§ Assigned task:
Retrieve every line of the data holding the word "sample".

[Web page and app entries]
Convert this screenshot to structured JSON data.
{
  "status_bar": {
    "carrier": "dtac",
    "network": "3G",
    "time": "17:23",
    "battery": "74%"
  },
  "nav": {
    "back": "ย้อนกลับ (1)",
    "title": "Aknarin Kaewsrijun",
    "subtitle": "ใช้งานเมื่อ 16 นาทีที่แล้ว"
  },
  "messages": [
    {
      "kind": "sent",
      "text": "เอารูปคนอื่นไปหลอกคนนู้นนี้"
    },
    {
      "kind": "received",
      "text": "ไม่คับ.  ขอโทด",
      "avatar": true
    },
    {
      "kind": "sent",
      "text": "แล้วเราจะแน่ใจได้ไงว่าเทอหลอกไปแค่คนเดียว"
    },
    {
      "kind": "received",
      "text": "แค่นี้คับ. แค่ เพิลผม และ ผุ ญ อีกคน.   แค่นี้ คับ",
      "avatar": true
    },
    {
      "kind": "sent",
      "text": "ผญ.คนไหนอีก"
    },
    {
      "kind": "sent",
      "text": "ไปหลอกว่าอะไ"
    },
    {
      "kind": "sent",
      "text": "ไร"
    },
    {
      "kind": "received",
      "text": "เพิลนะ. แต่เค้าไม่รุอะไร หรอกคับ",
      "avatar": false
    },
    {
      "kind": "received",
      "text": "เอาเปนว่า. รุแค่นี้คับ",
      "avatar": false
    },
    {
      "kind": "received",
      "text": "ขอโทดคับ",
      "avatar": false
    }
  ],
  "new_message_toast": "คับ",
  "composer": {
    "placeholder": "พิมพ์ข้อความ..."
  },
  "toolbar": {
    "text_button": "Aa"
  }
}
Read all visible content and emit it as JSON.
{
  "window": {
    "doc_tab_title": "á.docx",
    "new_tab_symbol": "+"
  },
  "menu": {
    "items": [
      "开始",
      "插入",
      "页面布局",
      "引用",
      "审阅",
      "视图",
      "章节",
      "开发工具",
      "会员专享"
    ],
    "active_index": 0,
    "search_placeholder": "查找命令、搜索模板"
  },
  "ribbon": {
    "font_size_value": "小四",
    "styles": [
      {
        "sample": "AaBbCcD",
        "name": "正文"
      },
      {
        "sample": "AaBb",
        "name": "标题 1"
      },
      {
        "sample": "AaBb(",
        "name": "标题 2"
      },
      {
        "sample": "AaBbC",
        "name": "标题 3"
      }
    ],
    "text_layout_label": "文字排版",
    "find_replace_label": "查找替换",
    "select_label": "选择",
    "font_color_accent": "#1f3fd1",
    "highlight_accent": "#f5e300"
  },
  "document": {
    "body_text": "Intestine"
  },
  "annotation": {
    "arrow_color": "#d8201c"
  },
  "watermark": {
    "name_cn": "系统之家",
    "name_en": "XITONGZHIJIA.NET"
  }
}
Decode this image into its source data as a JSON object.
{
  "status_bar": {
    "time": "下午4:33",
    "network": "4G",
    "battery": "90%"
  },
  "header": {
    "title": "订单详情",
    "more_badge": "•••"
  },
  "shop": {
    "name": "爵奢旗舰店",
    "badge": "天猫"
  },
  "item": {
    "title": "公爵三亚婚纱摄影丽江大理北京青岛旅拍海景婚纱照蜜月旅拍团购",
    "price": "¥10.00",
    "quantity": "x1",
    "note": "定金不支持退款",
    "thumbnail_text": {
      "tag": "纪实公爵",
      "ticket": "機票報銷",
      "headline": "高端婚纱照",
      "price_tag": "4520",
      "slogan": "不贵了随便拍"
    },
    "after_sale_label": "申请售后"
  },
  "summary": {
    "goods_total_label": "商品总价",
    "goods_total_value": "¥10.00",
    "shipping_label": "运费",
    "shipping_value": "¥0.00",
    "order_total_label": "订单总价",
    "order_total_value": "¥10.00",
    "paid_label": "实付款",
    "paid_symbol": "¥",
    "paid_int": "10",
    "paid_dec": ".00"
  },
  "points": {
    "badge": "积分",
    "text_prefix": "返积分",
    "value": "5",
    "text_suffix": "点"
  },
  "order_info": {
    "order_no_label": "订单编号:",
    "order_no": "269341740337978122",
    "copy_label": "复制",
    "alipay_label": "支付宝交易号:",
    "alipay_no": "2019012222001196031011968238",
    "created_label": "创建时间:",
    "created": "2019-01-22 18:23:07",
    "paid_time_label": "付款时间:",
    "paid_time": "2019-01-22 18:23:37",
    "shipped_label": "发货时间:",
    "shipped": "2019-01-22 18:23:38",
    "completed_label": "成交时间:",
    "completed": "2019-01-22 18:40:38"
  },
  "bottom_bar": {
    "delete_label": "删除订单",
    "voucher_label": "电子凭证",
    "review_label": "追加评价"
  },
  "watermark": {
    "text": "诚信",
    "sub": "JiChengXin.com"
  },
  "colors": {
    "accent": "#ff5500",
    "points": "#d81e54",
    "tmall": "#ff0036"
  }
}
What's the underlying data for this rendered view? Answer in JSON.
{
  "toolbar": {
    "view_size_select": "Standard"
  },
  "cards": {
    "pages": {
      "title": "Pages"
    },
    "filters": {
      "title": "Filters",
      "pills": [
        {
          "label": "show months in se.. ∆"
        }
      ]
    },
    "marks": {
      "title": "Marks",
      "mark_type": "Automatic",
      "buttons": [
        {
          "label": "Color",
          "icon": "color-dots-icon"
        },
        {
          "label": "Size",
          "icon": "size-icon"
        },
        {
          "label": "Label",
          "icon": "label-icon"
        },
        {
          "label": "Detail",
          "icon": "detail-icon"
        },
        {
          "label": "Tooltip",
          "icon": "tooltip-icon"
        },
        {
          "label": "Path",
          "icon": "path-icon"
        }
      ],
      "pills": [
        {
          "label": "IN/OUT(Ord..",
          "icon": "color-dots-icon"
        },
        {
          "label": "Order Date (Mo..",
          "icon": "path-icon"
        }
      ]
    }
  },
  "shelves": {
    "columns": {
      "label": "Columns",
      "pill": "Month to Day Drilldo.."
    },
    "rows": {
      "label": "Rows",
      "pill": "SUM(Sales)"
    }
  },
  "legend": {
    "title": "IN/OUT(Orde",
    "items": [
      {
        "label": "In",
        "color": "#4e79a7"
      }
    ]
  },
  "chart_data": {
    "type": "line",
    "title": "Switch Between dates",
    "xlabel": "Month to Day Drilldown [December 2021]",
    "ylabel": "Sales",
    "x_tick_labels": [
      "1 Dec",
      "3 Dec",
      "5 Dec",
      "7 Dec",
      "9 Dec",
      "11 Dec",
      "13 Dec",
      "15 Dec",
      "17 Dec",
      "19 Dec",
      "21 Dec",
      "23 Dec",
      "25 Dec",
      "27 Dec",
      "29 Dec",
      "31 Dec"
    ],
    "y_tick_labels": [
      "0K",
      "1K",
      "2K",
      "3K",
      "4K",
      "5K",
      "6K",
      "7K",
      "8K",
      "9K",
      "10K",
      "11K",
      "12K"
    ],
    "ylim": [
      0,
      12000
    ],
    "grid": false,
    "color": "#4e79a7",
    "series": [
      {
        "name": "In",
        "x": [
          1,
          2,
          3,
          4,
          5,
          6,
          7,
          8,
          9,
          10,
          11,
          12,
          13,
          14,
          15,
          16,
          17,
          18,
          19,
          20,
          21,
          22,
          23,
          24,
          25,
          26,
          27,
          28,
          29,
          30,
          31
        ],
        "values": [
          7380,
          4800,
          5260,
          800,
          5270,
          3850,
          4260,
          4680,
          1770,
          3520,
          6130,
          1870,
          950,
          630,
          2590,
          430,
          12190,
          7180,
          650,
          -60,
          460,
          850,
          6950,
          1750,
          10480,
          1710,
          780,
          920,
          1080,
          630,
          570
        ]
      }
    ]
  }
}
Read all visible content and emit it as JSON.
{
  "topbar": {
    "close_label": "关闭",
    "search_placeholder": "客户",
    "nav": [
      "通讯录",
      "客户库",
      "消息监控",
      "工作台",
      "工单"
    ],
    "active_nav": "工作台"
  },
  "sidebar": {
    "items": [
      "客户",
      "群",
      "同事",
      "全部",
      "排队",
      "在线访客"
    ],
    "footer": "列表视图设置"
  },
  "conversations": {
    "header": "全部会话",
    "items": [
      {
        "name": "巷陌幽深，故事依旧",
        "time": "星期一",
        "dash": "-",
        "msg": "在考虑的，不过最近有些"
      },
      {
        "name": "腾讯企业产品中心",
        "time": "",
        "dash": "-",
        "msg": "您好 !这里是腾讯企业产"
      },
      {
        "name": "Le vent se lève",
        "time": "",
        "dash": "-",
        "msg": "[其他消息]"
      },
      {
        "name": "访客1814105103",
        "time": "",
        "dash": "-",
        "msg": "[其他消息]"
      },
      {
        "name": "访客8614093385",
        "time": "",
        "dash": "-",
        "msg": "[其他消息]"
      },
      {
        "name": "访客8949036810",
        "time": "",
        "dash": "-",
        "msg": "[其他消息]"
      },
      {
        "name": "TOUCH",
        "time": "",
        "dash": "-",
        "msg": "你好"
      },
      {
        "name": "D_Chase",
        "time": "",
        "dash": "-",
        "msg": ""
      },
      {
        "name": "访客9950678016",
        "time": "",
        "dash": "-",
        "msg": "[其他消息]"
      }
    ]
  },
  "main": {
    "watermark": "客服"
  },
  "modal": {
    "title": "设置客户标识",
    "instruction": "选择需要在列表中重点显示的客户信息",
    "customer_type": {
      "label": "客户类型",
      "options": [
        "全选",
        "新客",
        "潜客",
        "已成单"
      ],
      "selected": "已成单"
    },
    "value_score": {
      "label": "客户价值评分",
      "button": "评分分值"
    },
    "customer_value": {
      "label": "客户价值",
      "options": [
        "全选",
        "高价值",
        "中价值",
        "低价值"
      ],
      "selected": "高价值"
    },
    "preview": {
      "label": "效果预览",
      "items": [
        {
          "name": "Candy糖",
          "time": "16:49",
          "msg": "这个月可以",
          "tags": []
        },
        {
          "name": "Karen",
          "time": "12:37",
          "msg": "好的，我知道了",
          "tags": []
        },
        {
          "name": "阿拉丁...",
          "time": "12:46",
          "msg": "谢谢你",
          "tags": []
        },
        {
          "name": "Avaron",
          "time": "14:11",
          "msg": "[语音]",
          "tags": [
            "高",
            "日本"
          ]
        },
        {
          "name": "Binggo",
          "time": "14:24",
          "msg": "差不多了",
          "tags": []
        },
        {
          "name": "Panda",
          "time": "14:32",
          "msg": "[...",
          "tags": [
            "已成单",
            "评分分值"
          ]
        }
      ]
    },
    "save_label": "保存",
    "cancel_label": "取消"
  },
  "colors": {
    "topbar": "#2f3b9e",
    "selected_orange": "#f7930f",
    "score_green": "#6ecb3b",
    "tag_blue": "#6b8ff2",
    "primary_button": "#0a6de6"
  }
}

§ Task answer:
        "sample": "AaBbCcD",
        "sample": "AaBb",
        "sample": "AaBb(",
        "sample": "AaBbC",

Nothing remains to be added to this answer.